A similar situation has plagued the Golf Club of Miami, which underwent a redesign in 1989. According to the course's agronomy consultant Earl Grey, who is also a member of the team that took over management of the course in 1994, the links were built two feet too low and will require the addition of a couple of pumps to handle the water that floods the course after heavy rainfalls.
Those are the flops. At the other end of the county, in the plush condominium hideaway of the Deering Bay Yacht & Country Club on the edge of Biscayne Bay, legendary golfer Arnold Palmer's redesign of the old King's Bay course has been praised by golfers and environmentalists alike. To be fair to Nicklaus, Palmer had it a little easier: While prohibited from draining into the bay, he was permitted to divert stormwater directly into the course's ponds rather than into a retention area like La Gorce or through an exfiltration system a la Melreese. This is because, according to Elie Mehu, the groundwater beneath the course is so brackish it would never be used as a source of drinking water; therefore, it requires a lower level of protection.

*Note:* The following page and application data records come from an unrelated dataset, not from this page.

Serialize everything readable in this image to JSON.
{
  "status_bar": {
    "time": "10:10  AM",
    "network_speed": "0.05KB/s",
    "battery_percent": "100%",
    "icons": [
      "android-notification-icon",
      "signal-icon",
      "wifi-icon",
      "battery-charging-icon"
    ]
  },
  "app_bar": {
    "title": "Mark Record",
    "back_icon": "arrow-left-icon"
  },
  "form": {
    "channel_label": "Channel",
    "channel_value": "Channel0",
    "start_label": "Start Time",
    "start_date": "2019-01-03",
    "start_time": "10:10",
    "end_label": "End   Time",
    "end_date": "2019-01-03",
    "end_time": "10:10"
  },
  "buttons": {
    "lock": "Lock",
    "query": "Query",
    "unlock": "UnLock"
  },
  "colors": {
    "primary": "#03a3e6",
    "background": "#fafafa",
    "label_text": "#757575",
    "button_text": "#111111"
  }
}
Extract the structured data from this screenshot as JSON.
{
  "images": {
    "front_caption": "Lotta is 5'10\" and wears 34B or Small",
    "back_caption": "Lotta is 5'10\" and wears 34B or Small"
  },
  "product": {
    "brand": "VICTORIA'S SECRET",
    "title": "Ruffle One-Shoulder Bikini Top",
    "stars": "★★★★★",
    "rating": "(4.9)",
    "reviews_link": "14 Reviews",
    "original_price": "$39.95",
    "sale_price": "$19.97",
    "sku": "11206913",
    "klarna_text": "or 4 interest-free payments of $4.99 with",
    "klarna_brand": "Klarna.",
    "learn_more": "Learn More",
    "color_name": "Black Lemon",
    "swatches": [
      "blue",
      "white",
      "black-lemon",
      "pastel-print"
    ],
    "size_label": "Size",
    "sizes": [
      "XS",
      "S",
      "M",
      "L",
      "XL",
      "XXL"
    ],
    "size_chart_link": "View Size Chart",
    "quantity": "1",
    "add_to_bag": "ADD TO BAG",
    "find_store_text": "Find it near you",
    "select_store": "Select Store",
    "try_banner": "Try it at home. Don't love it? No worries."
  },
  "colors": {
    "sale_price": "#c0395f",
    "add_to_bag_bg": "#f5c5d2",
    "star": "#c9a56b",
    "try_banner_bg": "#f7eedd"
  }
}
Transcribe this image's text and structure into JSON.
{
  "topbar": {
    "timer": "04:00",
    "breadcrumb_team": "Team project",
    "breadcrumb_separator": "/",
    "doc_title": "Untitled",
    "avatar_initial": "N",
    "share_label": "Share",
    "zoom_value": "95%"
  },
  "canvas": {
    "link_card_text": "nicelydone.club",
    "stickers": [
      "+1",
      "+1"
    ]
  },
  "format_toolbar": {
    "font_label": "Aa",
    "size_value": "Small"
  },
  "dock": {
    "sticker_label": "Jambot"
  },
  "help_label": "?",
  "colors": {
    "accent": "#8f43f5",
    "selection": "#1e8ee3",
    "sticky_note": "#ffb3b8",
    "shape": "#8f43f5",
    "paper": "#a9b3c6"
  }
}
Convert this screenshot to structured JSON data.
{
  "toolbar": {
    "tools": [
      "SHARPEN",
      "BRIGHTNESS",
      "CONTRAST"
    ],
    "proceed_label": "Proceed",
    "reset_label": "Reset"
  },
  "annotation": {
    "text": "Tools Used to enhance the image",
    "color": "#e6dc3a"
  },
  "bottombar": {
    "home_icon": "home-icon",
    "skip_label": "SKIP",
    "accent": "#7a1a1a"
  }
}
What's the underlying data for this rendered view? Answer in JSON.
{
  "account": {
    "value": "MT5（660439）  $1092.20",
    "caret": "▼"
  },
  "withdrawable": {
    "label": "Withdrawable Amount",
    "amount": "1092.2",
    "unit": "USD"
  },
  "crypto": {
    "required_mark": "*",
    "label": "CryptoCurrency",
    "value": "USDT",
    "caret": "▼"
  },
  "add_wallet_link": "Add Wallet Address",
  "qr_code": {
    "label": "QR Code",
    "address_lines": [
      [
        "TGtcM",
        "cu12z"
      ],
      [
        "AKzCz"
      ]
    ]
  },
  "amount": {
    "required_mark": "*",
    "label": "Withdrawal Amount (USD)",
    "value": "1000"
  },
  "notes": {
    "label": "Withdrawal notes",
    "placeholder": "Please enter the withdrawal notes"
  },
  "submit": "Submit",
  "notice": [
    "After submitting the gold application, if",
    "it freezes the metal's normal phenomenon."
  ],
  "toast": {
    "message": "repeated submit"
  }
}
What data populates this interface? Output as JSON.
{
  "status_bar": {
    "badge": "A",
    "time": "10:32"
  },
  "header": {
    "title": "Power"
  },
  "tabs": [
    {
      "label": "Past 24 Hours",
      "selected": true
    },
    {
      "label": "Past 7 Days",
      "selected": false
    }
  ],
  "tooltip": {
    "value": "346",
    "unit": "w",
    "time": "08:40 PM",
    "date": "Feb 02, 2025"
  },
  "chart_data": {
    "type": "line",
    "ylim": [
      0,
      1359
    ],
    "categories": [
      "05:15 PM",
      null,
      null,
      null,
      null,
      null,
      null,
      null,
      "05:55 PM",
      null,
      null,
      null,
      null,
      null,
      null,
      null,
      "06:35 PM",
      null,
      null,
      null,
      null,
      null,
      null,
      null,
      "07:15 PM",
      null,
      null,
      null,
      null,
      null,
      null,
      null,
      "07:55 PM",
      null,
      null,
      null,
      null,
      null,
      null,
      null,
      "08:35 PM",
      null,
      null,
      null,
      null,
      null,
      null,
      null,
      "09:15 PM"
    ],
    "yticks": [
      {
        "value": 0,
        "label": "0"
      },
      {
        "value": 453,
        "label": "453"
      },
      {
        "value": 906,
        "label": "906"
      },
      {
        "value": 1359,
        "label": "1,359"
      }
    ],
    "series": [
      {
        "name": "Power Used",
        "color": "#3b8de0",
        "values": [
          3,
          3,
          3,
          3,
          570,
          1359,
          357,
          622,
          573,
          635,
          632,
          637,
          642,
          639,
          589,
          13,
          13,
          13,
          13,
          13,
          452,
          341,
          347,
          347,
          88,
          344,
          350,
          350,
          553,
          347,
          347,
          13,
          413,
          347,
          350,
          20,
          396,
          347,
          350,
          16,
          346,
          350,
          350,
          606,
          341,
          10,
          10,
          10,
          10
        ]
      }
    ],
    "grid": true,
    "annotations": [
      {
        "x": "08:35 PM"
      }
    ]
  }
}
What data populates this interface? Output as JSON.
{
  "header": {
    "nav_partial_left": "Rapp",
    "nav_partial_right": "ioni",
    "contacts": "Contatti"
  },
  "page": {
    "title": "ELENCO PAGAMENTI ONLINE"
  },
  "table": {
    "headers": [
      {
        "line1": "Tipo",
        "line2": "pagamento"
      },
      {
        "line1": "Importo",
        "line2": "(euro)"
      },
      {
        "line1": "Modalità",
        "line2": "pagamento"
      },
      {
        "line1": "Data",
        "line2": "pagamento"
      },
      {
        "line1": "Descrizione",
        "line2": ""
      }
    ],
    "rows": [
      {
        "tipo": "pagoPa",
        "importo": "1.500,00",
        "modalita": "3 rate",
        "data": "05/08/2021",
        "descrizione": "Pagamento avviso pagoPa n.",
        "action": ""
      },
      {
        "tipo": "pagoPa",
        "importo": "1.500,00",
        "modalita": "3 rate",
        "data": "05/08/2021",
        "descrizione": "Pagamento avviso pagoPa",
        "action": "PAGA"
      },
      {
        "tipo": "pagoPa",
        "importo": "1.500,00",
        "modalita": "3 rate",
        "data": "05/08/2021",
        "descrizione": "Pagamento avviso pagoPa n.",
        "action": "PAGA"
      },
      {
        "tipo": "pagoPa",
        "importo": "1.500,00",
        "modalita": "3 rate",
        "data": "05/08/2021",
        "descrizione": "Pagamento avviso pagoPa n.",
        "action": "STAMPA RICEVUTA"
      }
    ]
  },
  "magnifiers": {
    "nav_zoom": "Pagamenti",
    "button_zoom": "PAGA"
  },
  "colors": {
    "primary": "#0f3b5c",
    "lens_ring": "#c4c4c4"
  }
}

But Palmer went well beyond what was required: He created several wetlands on the course; he dug a mangrove-lined channel connecting an inland lagoon to the bay, providing a migratory route for fish and other aquatic life; and he implemented a water-recycling system whereby rainwater that drains into the course's ponds is used for irrigation. In addition, stormwater runoff from the townhouses and condos in the development is channeled into the course's drainage and irrigation system. Ringed by mangrove trees, the course teems with wildlife. The Tropical Audubon Society conducts bird-spotting tours of the area; crocodiles patrol its ponds.
Says Rick Alleman, senior environmental scientist for the South Florida Water Management District: "I could justify playing golf there!"
But Deering Bay is only one course. And aside from DERM's regulators, who are primarily focused on new construction and potential redesigns, no one seems to be questioning golf's impact on South Florida's environment. While the environmental debate rages in other parts of the country and around the world -- a Tokyo-based international group called the Global Anti-Golf Movement, or GAG'M, claims to have stopped the construction of hundreds of golf courses in the Far East -- South Florida has remained a rancor-free bastion for the golf industry.